I have just gone through a short martial period with my reading and it was purely unintentional. I just kept coming across good books set during wars.
This latest is no exception. It is the Vietnam War diary of Captain John Bullen, who was the officer in charge of the Australian Topographical Section stationed at Nui Dat with the Australian Task Force. He was stationed there for a period of 13 months and kept a daily diary.
Bullen was a career soldier ,a Captain on his posting and was made up to Major by the end of his tour. As he was a career soldier we don't get any overt criticism of his superiors or the fact that Australian was even in the war but we get little asides at pedantic behaviour by several of his senior officers.
He was not a combat soldier but was called upon several times while duty officer to deal with attacks on the task forces perimeter which was constantly probed by NVA and Viet Cong forces.
We get a good daily report of how Australian troops fought and (mis)behaved when not fighting. Bullen was a teetotaller so he is to my way of thinking a bit over critical of drunken behaviour by troops who had been out getting shot at and then getting hugely on the grog.
There is also a very good account of how the mail strikes and such back in Australia organised by communist unions affected the morale of the troops. The author had a leading hand in the "Punch a Postie" campaign and he should have got a medal for this alone.
A very good diary and well worth the effort if you can find it. The book was only published in 2009 and the copy I have is a review one I found second hand in Wellington, so there might be a few about.
Wednesday, December 8, 2010
This novel has nothing to do with Switzerland, rather it is set in Vietnam during the war. The Matterhorn is a code name for a small hill where several hundred men end up dieing because one officer needs to make an impression so he can keep on getting promoted.
It follows the trials of a Marine platoon over a period of approximately 3 months as they fight in an area just south of the DMZ.
The author was a Marine 2nd Lieutenant in an area just like this during the war and I believe the majority of the novel is totally auto-biographical.

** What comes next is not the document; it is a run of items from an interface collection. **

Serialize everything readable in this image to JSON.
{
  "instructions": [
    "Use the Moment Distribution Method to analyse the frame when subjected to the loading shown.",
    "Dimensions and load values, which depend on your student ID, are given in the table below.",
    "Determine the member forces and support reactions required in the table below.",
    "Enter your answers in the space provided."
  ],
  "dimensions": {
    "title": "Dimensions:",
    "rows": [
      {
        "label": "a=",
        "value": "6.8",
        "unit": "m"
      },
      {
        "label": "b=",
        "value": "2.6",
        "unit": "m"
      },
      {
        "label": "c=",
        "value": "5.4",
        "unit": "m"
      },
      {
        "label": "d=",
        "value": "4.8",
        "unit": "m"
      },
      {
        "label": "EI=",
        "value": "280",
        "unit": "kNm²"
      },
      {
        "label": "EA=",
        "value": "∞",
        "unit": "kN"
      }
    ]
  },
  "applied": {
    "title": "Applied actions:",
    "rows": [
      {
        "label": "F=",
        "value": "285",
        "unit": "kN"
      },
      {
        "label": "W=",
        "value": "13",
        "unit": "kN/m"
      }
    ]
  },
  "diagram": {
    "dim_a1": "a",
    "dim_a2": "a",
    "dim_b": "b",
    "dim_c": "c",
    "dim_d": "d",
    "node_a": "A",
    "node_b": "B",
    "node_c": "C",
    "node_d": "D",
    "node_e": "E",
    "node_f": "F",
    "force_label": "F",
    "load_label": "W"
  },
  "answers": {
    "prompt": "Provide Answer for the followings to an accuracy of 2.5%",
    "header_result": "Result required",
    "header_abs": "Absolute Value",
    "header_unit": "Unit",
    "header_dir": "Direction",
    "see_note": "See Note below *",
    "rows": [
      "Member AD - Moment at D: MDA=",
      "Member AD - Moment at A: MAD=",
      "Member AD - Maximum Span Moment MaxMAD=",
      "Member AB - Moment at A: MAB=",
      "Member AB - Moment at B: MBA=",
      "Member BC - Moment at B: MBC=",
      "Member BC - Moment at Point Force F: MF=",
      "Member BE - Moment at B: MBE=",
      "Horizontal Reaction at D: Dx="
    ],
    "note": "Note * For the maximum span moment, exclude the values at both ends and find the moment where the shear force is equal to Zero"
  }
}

One review I read, whose author had done some research found that Marlantes citation for his Navy Cross reads very similarly to an incident in his novel.
In the book there are several threads, particularly 'race' issues between the black Marines and white officers and NCO's, the boredom, the terror and then of course the waste that is always evident in war novels.
The writing is very very good and the cover blurbs compare it to Sasson's writing of the 1st World War and the Naked and the Dead by Mailer, (this author certainly saw a lot more combat than Mailer did ).Its great reading and recommended.
Even though it is set in Vietnam, it has only been published in 2010, so its on all the book shelves now